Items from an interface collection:
◆ ◆ ◆ ◆ ◆
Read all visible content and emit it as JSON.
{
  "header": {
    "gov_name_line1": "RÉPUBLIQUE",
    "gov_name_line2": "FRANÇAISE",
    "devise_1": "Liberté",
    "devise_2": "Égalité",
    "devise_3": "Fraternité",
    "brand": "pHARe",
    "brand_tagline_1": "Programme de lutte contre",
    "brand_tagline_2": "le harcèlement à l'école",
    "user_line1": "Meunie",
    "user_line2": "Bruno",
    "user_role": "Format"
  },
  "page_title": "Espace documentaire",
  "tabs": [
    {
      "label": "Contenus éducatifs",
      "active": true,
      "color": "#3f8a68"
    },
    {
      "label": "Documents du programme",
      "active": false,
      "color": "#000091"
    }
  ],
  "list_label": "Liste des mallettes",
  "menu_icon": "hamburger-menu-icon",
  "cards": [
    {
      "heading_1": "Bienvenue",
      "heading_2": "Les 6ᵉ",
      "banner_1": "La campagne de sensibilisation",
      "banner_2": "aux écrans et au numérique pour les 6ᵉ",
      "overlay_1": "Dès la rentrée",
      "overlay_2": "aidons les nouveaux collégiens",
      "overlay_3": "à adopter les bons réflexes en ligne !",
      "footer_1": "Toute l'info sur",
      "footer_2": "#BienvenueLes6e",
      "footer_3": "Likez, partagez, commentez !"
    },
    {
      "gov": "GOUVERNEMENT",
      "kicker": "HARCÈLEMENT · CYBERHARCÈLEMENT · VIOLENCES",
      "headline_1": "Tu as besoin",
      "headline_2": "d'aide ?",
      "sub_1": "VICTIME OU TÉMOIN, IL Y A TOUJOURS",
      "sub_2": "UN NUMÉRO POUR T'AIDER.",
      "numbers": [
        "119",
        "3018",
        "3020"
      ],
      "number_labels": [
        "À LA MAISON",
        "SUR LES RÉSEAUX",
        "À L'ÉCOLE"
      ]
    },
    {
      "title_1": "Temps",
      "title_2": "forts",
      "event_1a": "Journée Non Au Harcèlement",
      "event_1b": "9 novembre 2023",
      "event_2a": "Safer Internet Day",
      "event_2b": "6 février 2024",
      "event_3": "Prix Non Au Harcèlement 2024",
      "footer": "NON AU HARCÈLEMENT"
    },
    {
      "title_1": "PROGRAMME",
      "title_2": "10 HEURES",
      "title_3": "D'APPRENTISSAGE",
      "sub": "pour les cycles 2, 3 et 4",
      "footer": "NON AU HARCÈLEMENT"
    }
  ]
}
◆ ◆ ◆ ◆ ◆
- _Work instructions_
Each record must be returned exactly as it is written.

- _Completed task_
Read all visible content and emit it as JSON.
{
  "header": {
    "gov_name_line1": "RÉPUBLIQUE",
    "gov_name_line2": "FRANÇAISE",
    "devise_1": "Liberté",
    "devise_2": "Égalité",
    "devise_3": "Fraternité",
    "brand": "pHARe",
    "brand_tagline_1": "Programme de lutte contre",
    "brand_tagline_2": "le harcèlement à l'école",
    "user_line1": "Meunie",
    "user_line2": "Bruno",
    "user_role": "Format"
  },
  "page_title": "Espace documentaire",
  "tabs": [
    {
      "label": "Contenus éducatifs",
      "active": true,
      "color": "#3f8a68"
    },
    {
      "label": "Documents du programme",
      "active": false,
      "color": "#000091"
    }
  ],
  "list_label": "Liste des mallettes",
  "menu_icon": "hamburger-menu-icon",
  "cards": [
    {
      "heading_1": "Bienvenue",
      "heading_2": "Les 6ᵉ",
      "banner_1": "La campagne de sensibilisation",
      "banner_2": "aux écrans et au numérique pour les 6ᵉ",
      "overlay_1": "Dès la rentrée",
      "overlay_2": "aidons les nouveaux collégiens",
      "overlay_3": "à adopter les bons réflexes en ligne !",
      "footer_1": "Toute l'info sur",
      "footer_2": "#BienvenueLes6e",
      "footer_3": "Likez, partagez, commentez !"
    },
    {
      "gov": "GOUVERNEMENT",
      "kicker": "HARCÈLEMENT · CYBERHARCÈLEMENT · VIOLENCES",
      "headline_1": "Tu as besoin",
      "headline_2": "d'aide ?",
      "sub_1": "VICTIME OU TÉMOIN, IL Y A TOUJOURS",
      "sub_2": "UN NUMÉRO POUR T'AIDER.",
      "numbers": [
        "119",
        "3018",
        "3020"
      ],
      "number_labels": [
        "À LA MAISON",
        "SUR LES RÉSEAUX",
        "À L'ÉCOLE"
      ]
    },
    {
      "title_1": "Temps",
      "title_2": "forts",
      "event_1a": "Journée Non Au Harcèlement",
      "event_1b": "9 novembre 2023",
      "event_2a": "Safer Internet Day",
      "event_2b": "6 février 2024",
      "event_3": "Prix Non Au Harcèlement 2024",
      "footer": "NON AU HARCÈLEMENT"
    },
    {
      "title_1": "PROGRAMME",
      "title_2": "10 HEURES",
      "title_3": "D'APPRENTISSAGE",
      "sub": "pour les cycles 2, 3 et 4",
      "footer": "NON AU HARCÈLEMENT"
    }
  ]
}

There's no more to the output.